__What is being asked__:
Every record must come back exactly as given.
*** Opening of Data for this task ***
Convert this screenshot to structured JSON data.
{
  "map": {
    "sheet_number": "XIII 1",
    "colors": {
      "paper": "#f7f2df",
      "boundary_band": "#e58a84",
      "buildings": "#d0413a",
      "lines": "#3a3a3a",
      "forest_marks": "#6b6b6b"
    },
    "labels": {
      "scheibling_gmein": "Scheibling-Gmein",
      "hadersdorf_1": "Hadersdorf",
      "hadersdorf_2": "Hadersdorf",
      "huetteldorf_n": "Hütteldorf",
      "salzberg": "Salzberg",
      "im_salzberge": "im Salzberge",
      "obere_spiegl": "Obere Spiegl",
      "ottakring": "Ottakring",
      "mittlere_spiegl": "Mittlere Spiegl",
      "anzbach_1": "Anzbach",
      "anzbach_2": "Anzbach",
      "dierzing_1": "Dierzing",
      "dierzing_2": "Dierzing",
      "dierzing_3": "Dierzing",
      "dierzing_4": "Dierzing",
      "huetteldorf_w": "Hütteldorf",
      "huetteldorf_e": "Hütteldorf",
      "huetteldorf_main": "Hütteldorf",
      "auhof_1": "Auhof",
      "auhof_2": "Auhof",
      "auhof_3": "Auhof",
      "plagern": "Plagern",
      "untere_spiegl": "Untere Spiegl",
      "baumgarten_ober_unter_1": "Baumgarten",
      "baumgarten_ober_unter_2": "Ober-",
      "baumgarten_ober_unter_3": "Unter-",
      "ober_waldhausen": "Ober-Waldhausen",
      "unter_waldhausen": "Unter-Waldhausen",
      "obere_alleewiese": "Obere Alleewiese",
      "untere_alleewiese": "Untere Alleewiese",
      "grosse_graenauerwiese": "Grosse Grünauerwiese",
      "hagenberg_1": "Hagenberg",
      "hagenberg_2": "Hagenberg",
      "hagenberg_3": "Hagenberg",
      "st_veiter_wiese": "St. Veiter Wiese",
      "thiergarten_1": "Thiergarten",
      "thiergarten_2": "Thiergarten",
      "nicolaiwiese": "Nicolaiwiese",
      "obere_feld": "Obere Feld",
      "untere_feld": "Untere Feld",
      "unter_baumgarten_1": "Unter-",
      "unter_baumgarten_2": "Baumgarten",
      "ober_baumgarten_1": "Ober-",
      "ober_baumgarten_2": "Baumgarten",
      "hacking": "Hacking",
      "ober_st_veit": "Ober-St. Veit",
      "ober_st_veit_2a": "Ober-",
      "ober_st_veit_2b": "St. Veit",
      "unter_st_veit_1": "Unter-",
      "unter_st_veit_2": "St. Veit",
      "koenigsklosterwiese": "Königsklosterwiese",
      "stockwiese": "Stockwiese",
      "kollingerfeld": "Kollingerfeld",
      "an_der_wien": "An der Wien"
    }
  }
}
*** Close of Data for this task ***
__Response area__:
Convert this screenshot to structured JSON data.
{
  "map": {
    "sheet_number": "XIII 1",
    "colors": {
      "paper": "#f7f2df",
      "boundary_band": "#e58a84",
      "buildings": "#d0413a",
      "lines": "#3a3a3a",
      "forest_marks": "#6b6b6b"
    },
    "labels": {
      "scheibling_gmein": "Scheibling-Gmein",
      "hadersdorf_1": "Hadersdorf",
      "hadersdorf_2": "Hadersdorf",
      "huetteldorf_n": "Hütteldorf",
      "salzberg": "Salzberg",
      "im_salzberge": "im Salzberge",
      "obere_spiegl": "Obere Spiegl",
      "ottakring": "Ottakring",
      "mittlere_spiegl": "Mittlere Spiegl",
      "anzbach_1": "Anzbach",
      "anzbach_2": "Anzbach",
      "dierzing_1": "Dierzing",
      "dierzing_2": "Dierzing",
      "dierzing_3": "Dierzing",
      "dierzing_4": "Dierzing",
      "huetteldorf_w": "Hütteldorf",
      "huetteldorf_e": "Hütteldorf",
      "huetteldorf_main": "Hütteldorf",
      "auhof_1": "Auhof",
      "auhof_2": "Auhof",
      "auhof_3": "Auhof",
      "plagern": "Plagern",
      "untere_spiegl": "Untere Spiegl",
      "baumgarten_ober_unter_1": "Baumgarten",
      "baumgarten_ober_unter_2": "Ober-",
      "baumgarten_ober_unter_3": "Unter-",
      "ober_waldhausen": "Ober-Waldhausen",
      "unter_waldhausen": "Unter-Waldhausen",
      "obere_alleewiese": "Obere Alleewiese",
      "untere_alleewiese": "Untere Alleewiese",
      "grosse_graenauerwiese": "Grosse Grünauerwiese",
      "hagenberg_1": "Hagenberg",
      "hagenberg_2": "Hagenberg",
      "hagenberg_3": "Hagenberg",
      "st_veiter_wiese": "St. Veiter Wiese",
      "thiergarten_1": "Thiergarten",
      "thiergarten_2": "Thiergarten",
      "nicolaiwiese": "Nicolaiwiese",
      "obere_feld": "Obere Feld",
      "untere_feld": "Untere Feld",
      "unter_baumgarten_1": "Unter-",
      "unter_baumgarten_2": "Baumgarten",
      "ober_baumgarten_1": "Ober-",
      "ober_baumgarten_2": "Baumgarten",
      "hacking": "Hacking",
      "ober_st_veit": "Ober-St. Veit",
      "ober_st_veit_2a": "Ober-",
      "ober_st_veit_2b": "St. Veit",
      "unter_st_veit_1": "Unter-",
      "unter_st_veit_2": "St. Veit",
      "koenigsklosterwiese": "Königsklosterwiese",
      "stockwiese": "Stockwiese",
      "kollingerfeld": "Kollingerfeld",
      "an_der_wien": "An der Wien"
    }
  }
}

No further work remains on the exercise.